Visualizing an Arab Revolution
Experts say Egypt is the crystal ball in which the Arab world sees its future. Now that Mubarak has stepped down, I can share the work I've done making that metaphor tangible, and visualizing the pro-democracy movement in Egypt and across the Middle East. It is based on their Twitter activity, capturing the freedom of expression and association that is possible in that medium, and which is representative of a new collective consciousness taking form.
Twitter users are said to influence each other if they follow each other. These relationships are shown with lines. Individual users are placed near the individuals they influence, and factions near the factions they influence. Node size represents the extent of a user's influence across the entire network. Color, meanwhile, is based on the language they tweet in — a choice that itself can be meaningful, and clearly separates different strata of society.
Many fascinating structures can be seen. Wael Ghonim, a pivotal figure in this self-organizing system who instigated the initial protests on January 25th, is prominently located near the bottom of the network, straddling two factions as well as two languages. The size of his node reflects his influence on the entire network.
The lump on the left is dominated by journalists, NGO- and foreign-policy types; it seems nearly grafted on, and goes through an intermediary buffer layer before making contact with the true Egyptian activists on the ground. However, this process of translation and aggregation is key: It is how those in Egypt are finally getting a voice in Western society, and an insurance policy against regime violence. Many of the prominent nodes in this network were at some point arrested, but their deep connectivity help ensure they were not "disappeared."
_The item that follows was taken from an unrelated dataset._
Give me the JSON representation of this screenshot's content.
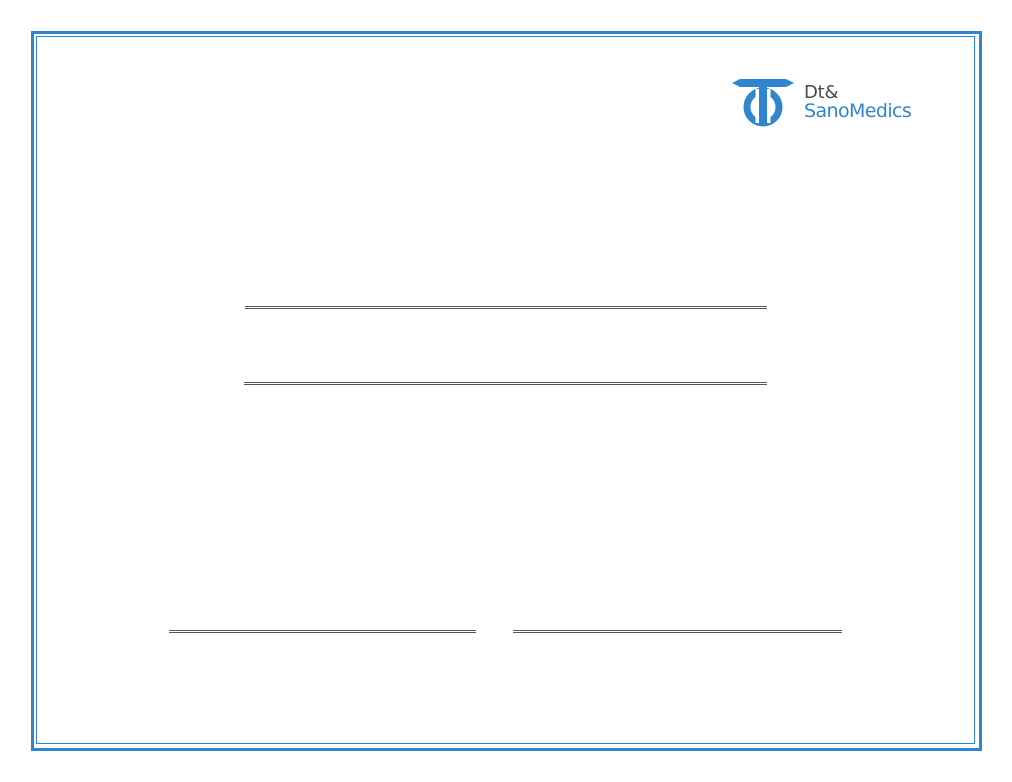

Most of those in this network speak both English and Arabic, and their choice of language says a lot about both the movement and about Twitter. Some may choose to primarily communicate with their friends, while others make an effort to be visible to the rest of the world on purpose. They want to reach out, and connect with, the rest of the global society. The structure on the bottom, near Ghonim, seems entirely composed of this free intermingling.
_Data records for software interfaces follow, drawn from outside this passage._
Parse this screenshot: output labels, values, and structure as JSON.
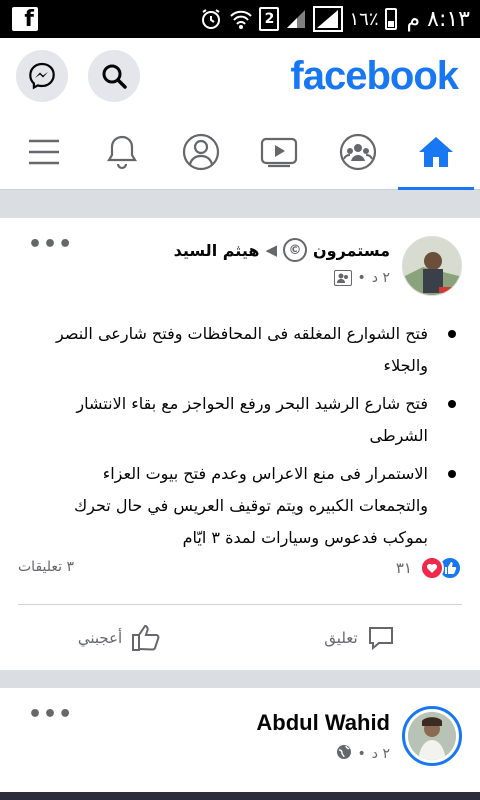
{
  "status_bar": {
    "left_app": "f",
    "sim_label": "2",
    "battery": "١٦٪",
    "time": "٨:١٣ م"
  },
  "header": {
    "brand": "facebook"
  },
  "tabs": [
    {
      "name": "menu",
      "icon": "hamburger-icon"
    },
    {
      "name": "notifications",
      "icon": "bell-icon"
    },
    {
      "name": "profile",
      "icon": "profile-icon"
    },
    {
      "name": "watch",
      "icon": "video-icon"
    },
    {
      "name": "groups",
      "icon": "groups-icon"
    },
    {
      "name": "home",
      "icon": "home-icon",
      "active": true
    }
  ],
  "post1": {
    "page_name": "مستمرون",
    "author": "هيثم السيد",
    "time": "٢ د",
    "bullets": [
      "فتح الشوارع المغلقه فى المحافظات وفتح شارعى النصر والجلاء",
      "فتح شارع الرشيد  البحر ورفع الحواجز مع بقاء الانتشار الشرطى",
      "الاستمرار فى منع الاعراس وعدم فتح بيوت العزاء والتجمعات الكبيره ويتم توقيف العريس في حال تحرك بموكب فدعوس وسيارات لمدة ٣ ايّام"
    ],
    "reaction_count": "٣١",
    "comment_count": "٣ تعليقات",
    "like_label": "أعجبني",
    "comment_label": "تعليق"
  },
  "post2": {
    "author": "Abdul Wahid",
    "time": "٢ د"
  },
  "colors": {
    "brand": "#1877f2",
    "love": "#f02849",
    "muted": "#65676b"
  }
}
In a case of ironic symbolism, the far left-most satellites are the Whitehouse, State Department, and Wael Ghonim's employeer, Eric Schmidt, who is merely a speck on the map. And that's probably how everyone in the rest of the network would like this future to look. The activists are cooperating with the west, but on their own terms and in a constructive way.
The activists are also not embarrassed to be tweeting in English — in fact, this key element is what allows the much bigger exoskeleton of democratic protest to tightly interface to the core. Contrast this to what happened in the 2009 "Twitter Revolution" in Iran, where the connections between those in Iran and the rest of the world were very thin and easily severed. In Egypt, digital traces reveal robust global links that bode well for the birth of a new democracy.